(Id.) The agreement, captioned “Basic Subscription License Agreement” and signed on July 13, 1999, differed materially from the parties’ previous agreements in
numerous respects, including the following:
(1) The agreement was for multiple years: In contrast to prior license agreements between Golden and Warner, which were one-year deals, the initial term of the new agreement was 30 months (two and one-half years), from December 1, 1999 to May 31, 2002. (ER 211, 493.) In addition, the agreement gave Warner the unilateral option to extend the agreement for an additional 30 months, from June 1, 2002 to November 30, 2004. (ER 496.) (2) The agreement specified the minimum number of hours of programming Golden was obligated to license each year: In contrast to Golden’s previous agreements with Warner, in which Golden was able to cherry-pick a select number of programs for each broadcast season (SER 44), the License Agreement prescribed a set minimum number of hours of programming that Golden was obligated to purchase each year, in five separate categories: New Series, Renewal Series, Library Series, Re-Run Series, and Special Programs. (ER 487-90.) In addition, the agreement required Golden to license from Warner all New Series for which Warner controlled the rights, and all subsequent series of shows previously licensed.
(ER 487, 506.) As to New and Renewal series, the License Agreement was therefore an “output” agreement, meaning one in which the client “secures all of the production of the Warner company so that we don’t take it onto the market and offer it to other companies.” (SER 117-18.) Warner’s lineup included some of the premier shows on television, including “Friends,” “ER,” “The West Wing,” and “Sopranos.” (SER 36.) (3) The agreement specified the minimum payments Golden was required to make each year. In addition to agreeing to license a minimum number of hours of programming each year, Golden also agreed to license enough programs to satisfy the
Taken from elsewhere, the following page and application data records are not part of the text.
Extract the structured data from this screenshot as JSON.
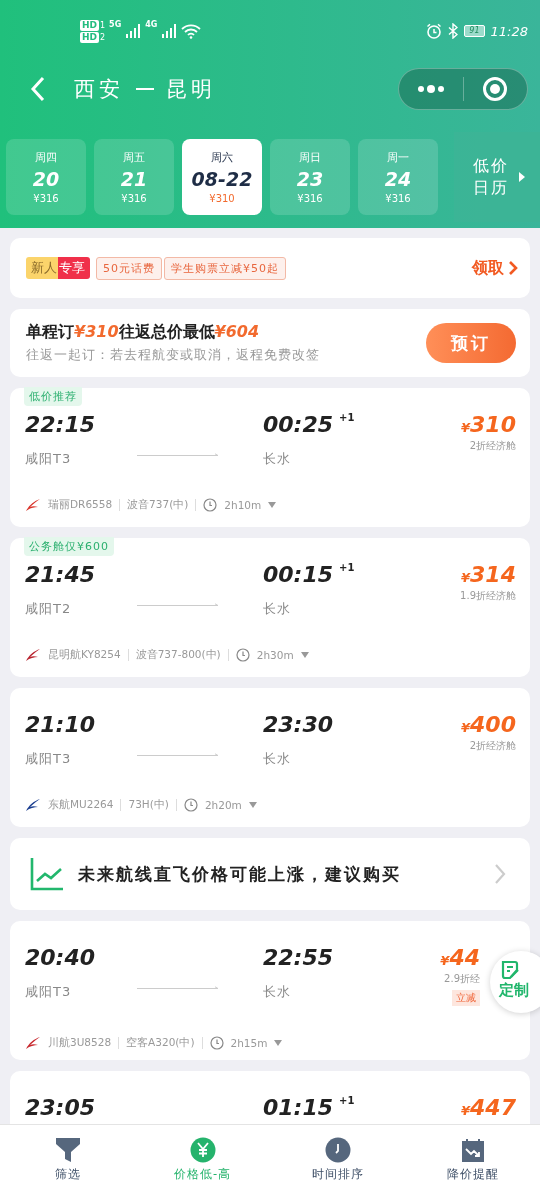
{
  "status_bar": {
    "sims": [
      {
        "label": "HD",
        "slot": "1"
      },
      {
        "label": "HD",
        "slot": "2"
      }
    ],
    "networks": [
      "5G",
      "4G"
    ],
    "battery": "91",
    "time": "11:28"
  },
  "header": {
    "from": "西安",
    "to": "昆明"
  },
  "dates": [
    {
      "weekday": "周四",
      "date": "20",
      "price": "¥316",
      "selected": false
    },
    {
      "weekday": "周五",
      "date": "21",
      "price": "¥316",
      "selected": false
    },
    {
      "weekday": "周六",
      "date": "08-22",
      "price": "¥310",
      "selected": true
    },
    {
      "weekday": "周日",
      "date": "23",
      "price": "¥316",
      "selected": false
    },
    {
      "weekday": "周一",
      "date": "24",
      "price": "¥316",
      "selected": false
    }
  ],
  "calendar_button": "低价日历",
  "promo": {
    "badge": [
      "新人",
      "专享"
    ],
    "coupons": [
      "50元话费",
      "学生购票立减¥50起"
    ],
    "action": "领取"
  },
  "round_trip": {
    "headline": [
      {
        "kind": "text",
        "text": "单程订"
      },
      {
        "kind": "price",
        "text": "¥310"
      },
      {
        "kind": "text",
        "text": "往返总价最低"
      },
      {
        "kind": "price",
        "text": "¥604"
      }
    ],
    "note": "往返一起订：若去程航变或取消，返程免费改签",
    "button": "预订"
  },
  "flights": [
    {
      "tag": "低价推荐",
      "dep_time": "22:15",
      "dep_airport": "咸阳T3",
      "arr_time": "00:25",
      "next_day": "+1",
      "arr_airport": "长水",
      "currency": "¥",
      "price": "310",
      "discount": "2折经济舱",
      "airline": "瑞丽DR6558",
      "aircraft": "波音737(中)",
      "duration": "2h10m",
      "color": "#d9342b"
    },
    {
      "tag": "公务舱仅¥600",
      "dep_time": "21:45",
      "dep_airport": "咸阳T2",
      "arr_time": "00:15",
      "next_day": "+1",
      "arr_airport": "长水",
      "currency": "¥",
      "price": "314",
      "discount": "1.9折经济舱",
      "airline": "昆明航KY8254",
      "aircraft": "波音737-800(中)",
      "duration": "2h30m",
      "color": "#b8232f"
    },
    {
      "dep_time": "21:10",
      "dep_airport": "咸阳T3",
      "arr_time": "23:30",
      "arr_airport": "长水",
      "currency": "¥",
      "price": "400",
      "discount": "2折经济舱",
      "airline": "东航MU2264",
      "aircraft": "73H(中)",
      "duration": "2h20m",
      "color": "#1a3d8f"
    },
    {
      "kind": "trend",
      "text": "未来航线直飞价格可能上涨，建议购买"
    },
    {
      "dep_time": "20:40",
      "dep_airport": "咸阳T3",
      "arr_time": "22:55",
      "arr_airport": "长水",
      "currency": "¥",
      "price": "44",
      "discount": "2.9折经",
      "badge": "立减",
      "airline": "川航3U8528",
      "aircraft": "空客A320(中)",
      "duration": "2h15m",
      "color": "#c8282e",
      "overlay": {
        "label": "定制"
      }
    },
    {
      "dep_time": "23:05",
      "arr_time": "01:15",
      "next_day": "+1",
      "currency": "¥",
      "price": "447"
    }
  ],
  "nav": [
    {
      "label": "筛选",
      "selected": false
    },
    {
      "label": "价格低-高",
      "selected": true
    },
    {
      "label": "时间排序",
      "selected": false
    },
    {
      "label": "降价提醒",
      "selected": false
    }
  ]
}
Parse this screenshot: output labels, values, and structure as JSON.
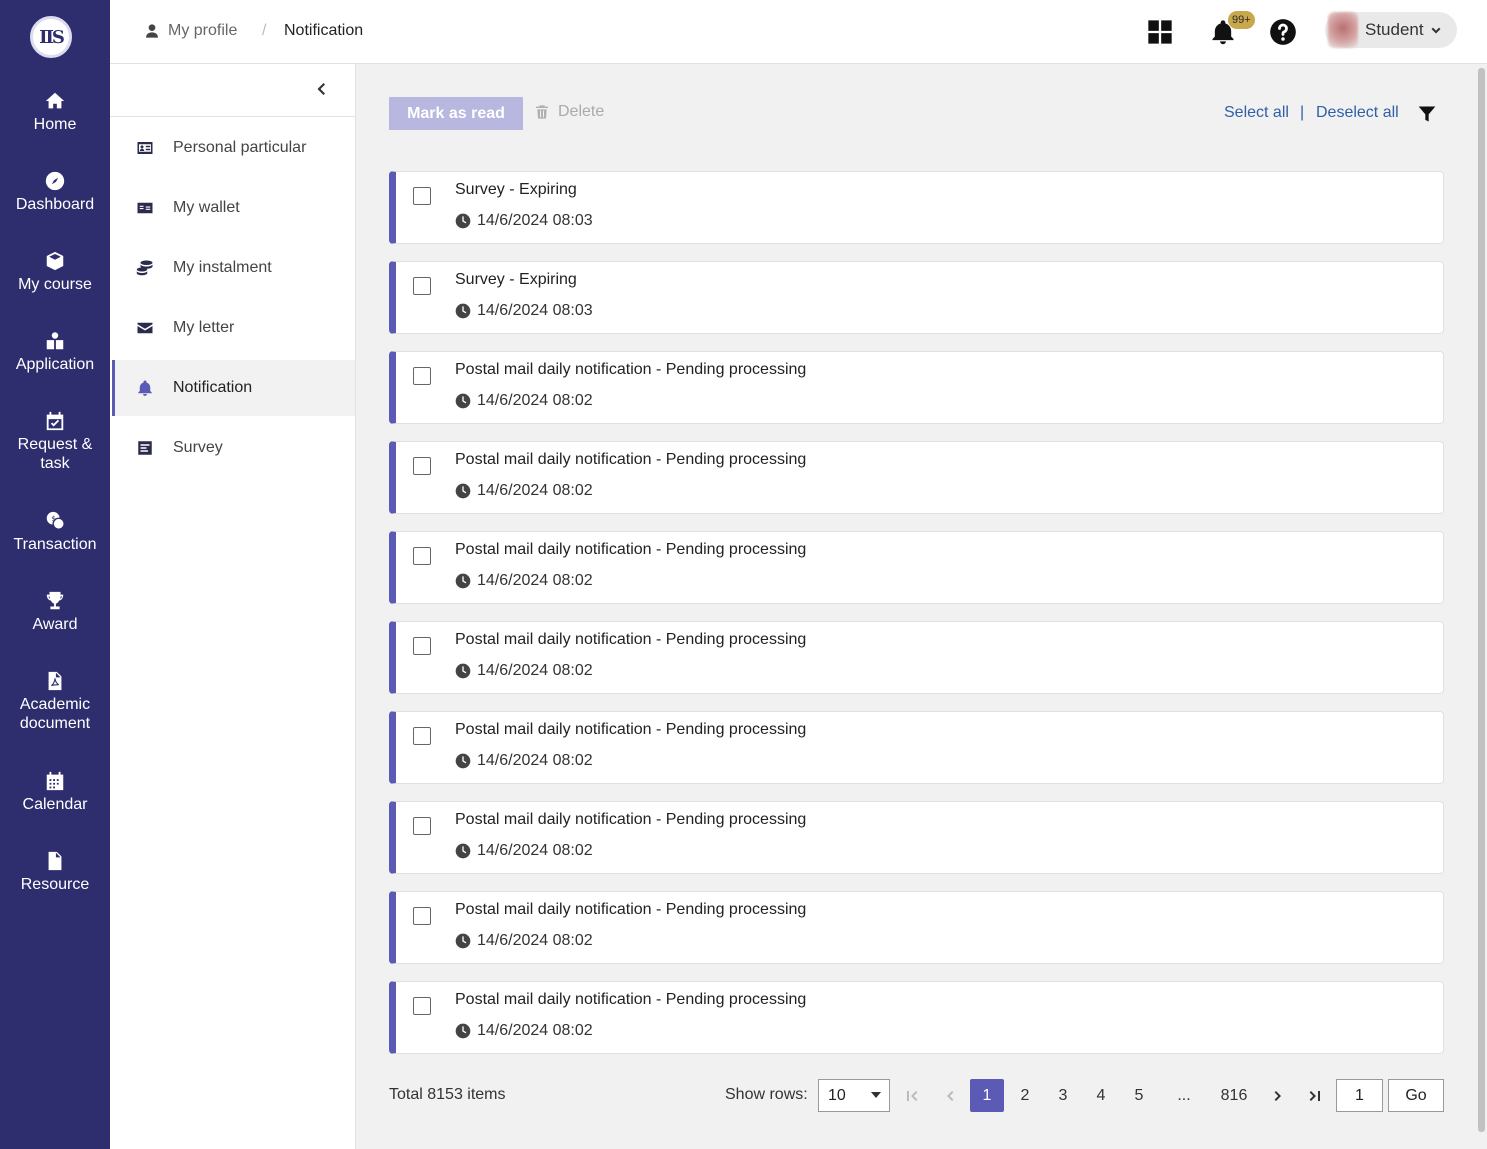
{
  "sidebar": {
    "logo_text": "IIS",
    "items": [
      {
        "label": "Home",
        "icon": "home-icon"
      },
      {
        "label": "Dashboard",
        "icon": "compass-icon"
      },
      {
        "label": "My course",
        "icon": "cube-icon"
      },
      {
        "label": "Application",
        "icon": "application-icon"
      },
      {
        "label": "Request &\ntask",
        "icon": "calendar-check-icon"
      },
      {
        "label": "Transaction",
        "icon": "transaction-icon"
      },
      {
        "label": "Award",
        "icon": "trophy-icon"
      },
      {
        "label": "Academic\ndocument",
        "icon": "pdf-icon"
      },
      {
        "label": "Calendar",
        "icon": "calendar-icon"
      },
      {
        "label": "Resource",
        "icon": "file-icon"
      }
    ]
  },
  "header": {
    "breadcrumb": {
      "profile": "My profile",
      "separator": "/",
      "current": "Notification"
    },
    "notification_badge": "99+",
    "user": {
      "name": "Student"
    }
  },
  "subnav": {
    "items": [
      {
        "label": "Personal particular",
        "icon": "id-card-icon",
        "active": false
      },
      {
        "label": "My wallet",
        "icon": "wallet-icon",
        "active": false
      },
      {
        "label": "My instalment",
        "icon": "coins-icon",
        "active": false
      },
      {
        "label": "My letter",
        "icon": "envelope-icon",
        "active": false
      },
      {
        "label": "Notification",
        "icon": "bell-icon",
        "active": true
      },
      {
        "label": "Survey",
        "icon": "survey-icon",
        "active": false
      }
    ]
  },
  "toolbar": {
    "mark_as_read": "Mark as read",
    "delete": "Delete",
    "select_all": "Select all",
    "separator": "|",
    "deselect_all": "Deselect all"
  },
  "notifications": [
    {
      "title": "Survey - Expiring",
      "time": "14/6/2024 08:03"
    },
    {
      "title": "Survey - Expiring",
      "time": "14/6/2024 08:03"
    },
    {
      "title": "Postal mail daily notification - Pending processing",
      "time": "14/6/2024 08:02"
    },
    {
      "title": "Postal mail daily notification - Pending processing",
      "time": "14/6/2024 08:02"
    },
    {
      "title": "Postal mail daily notification - Pending processing",
      "time": "14/6/2024 08:02"
    },
    {
      "title": "Postal mail daily notification - Pending processing",
      "time": "14/6/2024 08:02"
    },
    {
      "title": "Postal mail daily notification - Pending processing",
      "time": "14/6/2024 08:02"
    },
    {
      "title": "Postal mail daily notification - Pending processing",
      "time": "14/6/2024 08:02"
    },
    {
      "title": "Postal mail daily notification - Pending processing",
      "time": "14/6/2024 08:02"
    },
    {
      "title": "Postal mail daily notification - Pending processing",
      "time": "14/6/2024 08:02"
    }
  ],
  "pagination": {
    "total": "Total 8153 items",
    "show_rows_label": "Show rows:",
    "rows_value": "10",
    "pages": [
      "1",
      "2",
      "3",
      "4",
      "5"
    ],
    "ellipsis": "...",
    "last_page": "816",
    "current_page": "1",
    "goto_value": "1",
    "go_label": "Go"
  },
  "colors": {
    "sidebar_bg": "#2e2e6e",
    "accent": "#5b5bb5",
    "link": "#2f5fa8",
    "badge": "#c9a84c"
  }
}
agreement’s “Minimum Spend Commitment[s],” which broke down as follows:
Year 1 – $5 million; Year 2 – $5.5 million; Year 3 – $6 million; Year 4 – $7 million;
Year 5 – $7.5 million. (ER 494, 496.) It agreed to pay these license fees on a quarterly basis on December 1, March 1, June 1, and September 1. (ER 495.) The agreement also required that Golden pay a $1.5 million “Initial Fee,” and a $500,000 “Extension Option Fee” if Warner exercised its option to extend the agreement’s term.
(ER 496.) (4) The agreement imposed “Life of Series” commitments for New Series: